There is a great RSA talk (Daniel Pink again) which talks about human motivations. In it he says, “Human beings are purpose maximizers.” If you want player satisfaction you need to not only strive to create a purpose to your mechanics, but also to the game as a whole.
The last and most difficult layer in creating player satisfaction is meaningful choice. Choice is what separates games from other entertainment mediums, and it the meaning behind your choices that make games so much fun. If you have ever played a game of Monopoly then you have more than likely faced that moment where your choices no longer had any meaning.

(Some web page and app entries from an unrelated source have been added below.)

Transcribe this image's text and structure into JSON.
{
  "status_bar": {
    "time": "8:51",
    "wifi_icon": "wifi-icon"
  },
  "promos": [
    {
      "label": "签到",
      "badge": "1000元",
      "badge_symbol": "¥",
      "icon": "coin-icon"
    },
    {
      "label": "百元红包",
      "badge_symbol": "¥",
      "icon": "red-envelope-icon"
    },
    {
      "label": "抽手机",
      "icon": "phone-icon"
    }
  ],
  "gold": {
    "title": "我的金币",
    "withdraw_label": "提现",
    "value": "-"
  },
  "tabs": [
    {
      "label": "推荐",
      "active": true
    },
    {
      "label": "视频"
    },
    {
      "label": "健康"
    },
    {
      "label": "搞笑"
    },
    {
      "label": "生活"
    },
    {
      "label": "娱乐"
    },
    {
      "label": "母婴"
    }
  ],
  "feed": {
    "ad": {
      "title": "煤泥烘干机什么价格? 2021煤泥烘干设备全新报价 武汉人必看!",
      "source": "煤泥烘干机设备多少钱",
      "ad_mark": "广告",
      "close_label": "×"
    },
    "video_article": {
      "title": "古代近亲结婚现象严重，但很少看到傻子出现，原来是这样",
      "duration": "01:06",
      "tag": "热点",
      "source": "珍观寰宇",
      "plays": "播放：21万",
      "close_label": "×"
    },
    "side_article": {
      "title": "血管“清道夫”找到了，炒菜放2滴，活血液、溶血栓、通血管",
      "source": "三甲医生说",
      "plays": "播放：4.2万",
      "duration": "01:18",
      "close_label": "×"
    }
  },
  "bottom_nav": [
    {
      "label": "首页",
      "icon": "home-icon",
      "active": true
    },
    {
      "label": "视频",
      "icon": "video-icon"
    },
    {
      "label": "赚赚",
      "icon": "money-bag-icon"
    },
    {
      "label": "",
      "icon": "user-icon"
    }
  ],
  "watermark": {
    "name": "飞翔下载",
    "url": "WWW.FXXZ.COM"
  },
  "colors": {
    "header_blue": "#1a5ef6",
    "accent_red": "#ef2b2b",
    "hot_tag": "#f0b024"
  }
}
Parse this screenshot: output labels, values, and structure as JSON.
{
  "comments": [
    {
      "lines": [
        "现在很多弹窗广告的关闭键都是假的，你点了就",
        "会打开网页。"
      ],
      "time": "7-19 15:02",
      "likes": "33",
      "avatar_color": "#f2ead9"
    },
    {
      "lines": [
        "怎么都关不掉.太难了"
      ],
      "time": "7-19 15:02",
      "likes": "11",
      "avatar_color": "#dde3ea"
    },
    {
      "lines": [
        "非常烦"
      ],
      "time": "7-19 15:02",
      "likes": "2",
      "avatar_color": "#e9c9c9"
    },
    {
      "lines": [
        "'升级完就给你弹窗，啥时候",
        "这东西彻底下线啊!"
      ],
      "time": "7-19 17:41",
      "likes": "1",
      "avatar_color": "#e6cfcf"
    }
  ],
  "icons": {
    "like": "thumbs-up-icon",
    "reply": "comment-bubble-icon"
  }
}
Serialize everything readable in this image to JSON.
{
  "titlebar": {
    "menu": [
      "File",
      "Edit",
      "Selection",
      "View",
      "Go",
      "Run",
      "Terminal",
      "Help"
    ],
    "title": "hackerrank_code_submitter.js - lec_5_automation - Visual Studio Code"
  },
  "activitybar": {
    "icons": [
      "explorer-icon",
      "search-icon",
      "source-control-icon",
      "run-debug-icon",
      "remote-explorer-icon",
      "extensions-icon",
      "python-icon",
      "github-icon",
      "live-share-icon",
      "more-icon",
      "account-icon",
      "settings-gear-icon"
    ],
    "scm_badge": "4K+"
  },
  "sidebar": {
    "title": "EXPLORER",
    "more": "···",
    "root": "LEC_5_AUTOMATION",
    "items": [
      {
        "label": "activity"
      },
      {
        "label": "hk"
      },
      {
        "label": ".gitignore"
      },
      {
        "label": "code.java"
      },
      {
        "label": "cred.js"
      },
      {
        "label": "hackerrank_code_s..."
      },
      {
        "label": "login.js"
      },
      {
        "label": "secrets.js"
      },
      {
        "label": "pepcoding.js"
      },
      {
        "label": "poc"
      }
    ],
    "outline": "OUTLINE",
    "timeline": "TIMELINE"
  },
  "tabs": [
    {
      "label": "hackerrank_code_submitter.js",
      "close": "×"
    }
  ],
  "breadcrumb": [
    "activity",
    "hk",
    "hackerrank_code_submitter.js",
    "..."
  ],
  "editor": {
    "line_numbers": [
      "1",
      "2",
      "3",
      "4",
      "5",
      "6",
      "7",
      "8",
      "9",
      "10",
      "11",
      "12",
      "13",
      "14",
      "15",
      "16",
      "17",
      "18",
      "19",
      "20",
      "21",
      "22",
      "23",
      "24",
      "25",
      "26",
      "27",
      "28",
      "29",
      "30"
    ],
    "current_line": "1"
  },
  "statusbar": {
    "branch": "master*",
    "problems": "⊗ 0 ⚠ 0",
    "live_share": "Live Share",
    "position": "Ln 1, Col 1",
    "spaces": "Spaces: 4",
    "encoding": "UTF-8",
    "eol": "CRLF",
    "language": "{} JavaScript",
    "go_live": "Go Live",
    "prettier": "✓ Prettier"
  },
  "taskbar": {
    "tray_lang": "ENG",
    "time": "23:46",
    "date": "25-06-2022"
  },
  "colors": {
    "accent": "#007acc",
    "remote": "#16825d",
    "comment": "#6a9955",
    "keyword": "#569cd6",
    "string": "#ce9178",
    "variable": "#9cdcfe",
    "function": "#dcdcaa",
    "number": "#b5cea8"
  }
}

In Monopoly, there is always that one game where some asshole ends up with lots of property and lots of money, while you are barely managing to hold it together with your shitty little Baltic avenue. Once you are losing it is almost impossible to climb out of that whole. You can choose to roll the dice, or maybe you’ve saved up enough to upgrade your house on your crappy property, but what does it matter? All of the players realize the game is over, but the game continues. Since your choices at this point have no meaning the game stops being fun.
Meaningful choices come in two varieties: Strategic and Tactical. Strategic choices are high level choices that involve having a perspective beyond the immediate future (should my mage focus on fire or ice). Tactical choices are low level choices that involve the here and now (this monster is fire based so I shall use water). Some people tend to fixate on one or the other. Me personally, I tend to love systems with Strategic choice. I will spend HOURS deciding the “perfect” build for my *insert RPG class* and then once I have it figured out I will move on to something else. Which isn’t to say that I don’t love games with little Strategic choice in them, I just think I fall particularly prey to games with a lot of Strategic choice.
That being said, I feel that too often games try and give the player too MUCH choice. The more choice you give a player the harder it actually is for them to make a meaningful choice because they can no longer accurately judge the value of one choice against another. This is sometimes referred to as the “Paradox of Choice”, and it is something that you always have to keep in mind. You might think that your game is “totally awesome” because it offers me every single kind of variation in modern day assault rifles, but as a player all I am going to feel is completely overwhelmed. In this case having that many weapons is going to have massive overlap in the purpose. As a player not only am I going to struggle to pick a gun, but when I finally do pick one I am going to feel less satisfaction in my choice because I will be constantly wondering if there was a better option.
As you can see, each of these different layers builds upon the part that comes before it. If a mechanic doesn’t feel good, then mastery is going to be painful. If there is no purpose, then mastering it is unrewarding. If the purpose of two mechanics overlaps or the purpose is unclear, then you can’t make a meaningful choice.